Manuel Noriega has been flown home to Panama to face punishment for the slayings of two political opponents in the 1980s after spending more than 20 years in US and French prisons for drug trafficking and money laundering.
Noriega, a former Cold War ally of Washington who was toppled in a US invasion of Panama in 1989 — was escorted from La Sante prison in Paris, France, in a police convoy to a commercial flight to Panama, via Madrid, The Associated Press reported.
Noriega's return is unlikely to have a major political impact on Panama, according to Britain's Daily Telegraph:
Widely reviled when he was Panama's de facto leader from 1983 until 1989, his small cadre of remaining supporters has kept a low profile and even bitter opponents dismiss Noriega as part of a distant, shadowy past.
However, the AP quotes Panamanians as saying they still want the 77-year-old to pay for his electoral fraud and the murder of political opponents.

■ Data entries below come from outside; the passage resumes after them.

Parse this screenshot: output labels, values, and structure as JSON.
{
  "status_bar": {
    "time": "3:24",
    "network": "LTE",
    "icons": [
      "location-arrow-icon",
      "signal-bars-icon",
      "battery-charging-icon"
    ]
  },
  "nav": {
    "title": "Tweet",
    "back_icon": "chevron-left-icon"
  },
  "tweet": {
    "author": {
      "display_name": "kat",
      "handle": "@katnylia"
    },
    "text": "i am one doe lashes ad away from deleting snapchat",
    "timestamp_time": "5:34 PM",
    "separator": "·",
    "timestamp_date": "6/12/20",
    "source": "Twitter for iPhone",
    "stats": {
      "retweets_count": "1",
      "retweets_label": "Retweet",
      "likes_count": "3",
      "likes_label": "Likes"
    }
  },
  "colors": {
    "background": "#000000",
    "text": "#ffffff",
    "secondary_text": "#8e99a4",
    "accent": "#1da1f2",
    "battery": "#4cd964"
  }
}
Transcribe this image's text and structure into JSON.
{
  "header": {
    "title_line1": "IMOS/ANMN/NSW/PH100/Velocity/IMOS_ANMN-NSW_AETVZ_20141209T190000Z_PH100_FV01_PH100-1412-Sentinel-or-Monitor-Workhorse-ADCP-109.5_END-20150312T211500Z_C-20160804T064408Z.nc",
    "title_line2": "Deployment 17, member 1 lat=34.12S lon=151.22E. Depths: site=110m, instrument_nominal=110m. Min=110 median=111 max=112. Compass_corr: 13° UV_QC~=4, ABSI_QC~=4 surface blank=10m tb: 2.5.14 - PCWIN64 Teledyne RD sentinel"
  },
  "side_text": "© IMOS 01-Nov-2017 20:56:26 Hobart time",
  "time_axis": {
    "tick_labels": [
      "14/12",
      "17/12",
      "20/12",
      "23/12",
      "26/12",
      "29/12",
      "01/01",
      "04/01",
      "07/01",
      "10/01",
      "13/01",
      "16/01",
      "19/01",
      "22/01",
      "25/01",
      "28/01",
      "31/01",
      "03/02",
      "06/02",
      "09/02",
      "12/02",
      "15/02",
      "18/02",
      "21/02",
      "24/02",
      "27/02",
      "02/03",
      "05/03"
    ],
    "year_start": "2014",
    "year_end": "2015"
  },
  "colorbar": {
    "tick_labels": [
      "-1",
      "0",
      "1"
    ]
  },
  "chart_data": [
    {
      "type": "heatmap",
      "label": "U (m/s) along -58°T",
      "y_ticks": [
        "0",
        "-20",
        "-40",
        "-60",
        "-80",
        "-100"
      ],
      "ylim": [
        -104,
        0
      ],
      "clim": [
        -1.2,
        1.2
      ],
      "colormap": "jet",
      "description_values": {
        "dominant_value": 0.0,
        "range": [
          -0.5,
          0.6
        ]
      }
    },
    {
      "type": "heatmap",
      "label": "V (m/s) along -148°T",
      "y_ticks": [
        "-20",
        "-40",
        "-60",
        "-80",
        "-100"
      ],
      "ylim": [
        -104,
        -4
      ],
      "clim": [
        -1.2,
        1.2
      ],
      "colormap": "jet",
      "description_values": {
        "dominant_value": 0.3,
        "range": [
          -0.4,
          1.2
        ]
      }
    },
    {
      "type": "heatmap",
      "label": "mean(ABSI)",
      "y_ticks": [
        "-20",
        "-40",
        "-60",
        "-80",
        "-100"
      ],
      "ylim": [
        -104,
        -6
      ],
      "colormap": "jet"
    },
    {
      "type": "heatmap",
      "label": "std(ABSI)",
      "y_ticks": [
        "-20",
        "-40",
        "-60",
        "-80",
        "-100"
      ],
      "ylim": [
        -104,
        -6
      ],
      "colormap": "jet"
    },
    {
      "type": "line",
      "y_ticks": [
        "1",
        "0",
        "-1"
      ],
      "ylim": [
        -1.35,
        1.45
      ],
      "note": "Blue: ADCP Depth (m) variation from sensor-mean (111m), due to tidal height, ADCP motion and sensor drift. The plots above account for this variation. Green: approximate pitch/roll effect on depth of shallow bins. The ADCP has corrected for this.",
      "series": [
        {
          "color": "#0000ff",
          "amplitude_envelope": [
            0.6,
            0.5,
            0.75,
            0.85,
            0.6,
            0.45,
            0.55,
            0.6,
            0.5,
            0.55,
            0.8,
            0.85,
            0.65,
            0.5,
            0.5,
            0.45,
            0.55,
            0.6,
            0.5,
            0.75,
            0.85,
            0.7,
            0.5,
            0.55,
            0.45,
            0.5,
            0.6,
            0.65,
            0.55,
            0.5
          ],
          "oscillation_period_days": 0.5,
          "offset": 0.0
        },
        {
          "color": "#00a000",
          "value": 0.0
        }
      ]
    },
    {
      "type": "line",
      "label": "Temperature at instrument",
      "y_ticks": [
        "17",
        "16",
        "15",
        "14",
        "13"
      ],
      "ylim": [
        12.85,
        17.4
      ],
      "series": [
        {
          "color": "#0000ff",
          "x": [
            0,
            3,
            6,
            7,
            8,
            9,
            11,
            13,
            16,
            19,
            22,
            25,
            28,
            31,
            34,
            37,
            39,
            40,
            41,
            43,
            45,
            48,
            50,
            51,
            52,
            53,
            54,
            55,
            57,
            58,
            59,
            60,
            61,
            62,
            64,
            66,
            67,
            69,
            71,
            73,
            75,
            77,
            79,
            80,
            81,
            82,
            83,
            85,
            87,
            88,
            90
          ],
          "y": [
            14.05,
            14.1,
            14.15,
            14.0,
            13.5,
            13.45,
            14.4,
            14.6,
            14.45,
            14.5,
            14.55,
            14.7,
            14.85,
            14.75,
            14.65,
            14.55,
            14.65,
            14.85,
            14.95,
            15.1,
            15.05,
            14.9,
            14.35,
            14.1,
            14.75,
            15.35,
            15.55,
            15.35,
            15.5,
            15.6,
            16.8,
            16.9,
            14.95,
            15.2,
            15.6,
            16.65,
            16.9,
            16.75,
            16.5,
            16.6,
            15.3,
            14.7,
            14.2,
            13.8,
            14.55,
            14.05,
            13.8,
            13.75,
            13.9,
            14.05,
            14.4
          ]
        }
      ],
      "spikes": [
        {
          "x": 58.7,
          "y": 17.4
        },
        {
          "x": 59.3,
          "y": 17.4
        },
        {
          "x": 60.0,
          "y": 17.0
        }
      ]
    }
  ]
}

Noriega — an ex-general nicknamed "Pineapple Face" owing to his pockmarked face — was convicted in absentia in three homicide cases involving 11 murders, Reuters reported.
Victims included Hugo Spadafora, a physician who threatened to reveal Noriega's drug ties, beheaded in 1985, and up to 11 soldiers who staged a failed coup.
"Noriega was responsible for the invasion and those who died in the operation. He dishonored his uniform, there was barely a shot and he went off to hide. He must pay," the AP quoted Hatuey Castro, 82, a member of the anti-Noriega opposition who was detained and beaten by his thugs in 1989, as saying.
Noriega faces three 20-year jail terms in Panama for crimes committed during his military rule (he was never president).
The US invasion of Panama that ousted Noriega was, the AP wrote, "one of the most bitterly debated events of the Cold War's waning years."
Noriega, co-opted by US intelligence while still at military college, worked closely with the CIA during his rise through the Panamanian military ranks during the 1970s and 1980s, helping the US combat leftist movements in Latin America. According to the AP, Noriega "also acted as a back channel for U.S. communications with unfriendly governments such as Cuba's."
He reportedly fell out with Washington over his ties to Colombian drug traffickers, with whom he made millions shipping cocaine to the US.
He was arrested by invading American troops in January 1990, amid allegations he had turned the Central American nation into a drug-trafficking hub, and spent 20 years in a Florida prison before being extradited to France.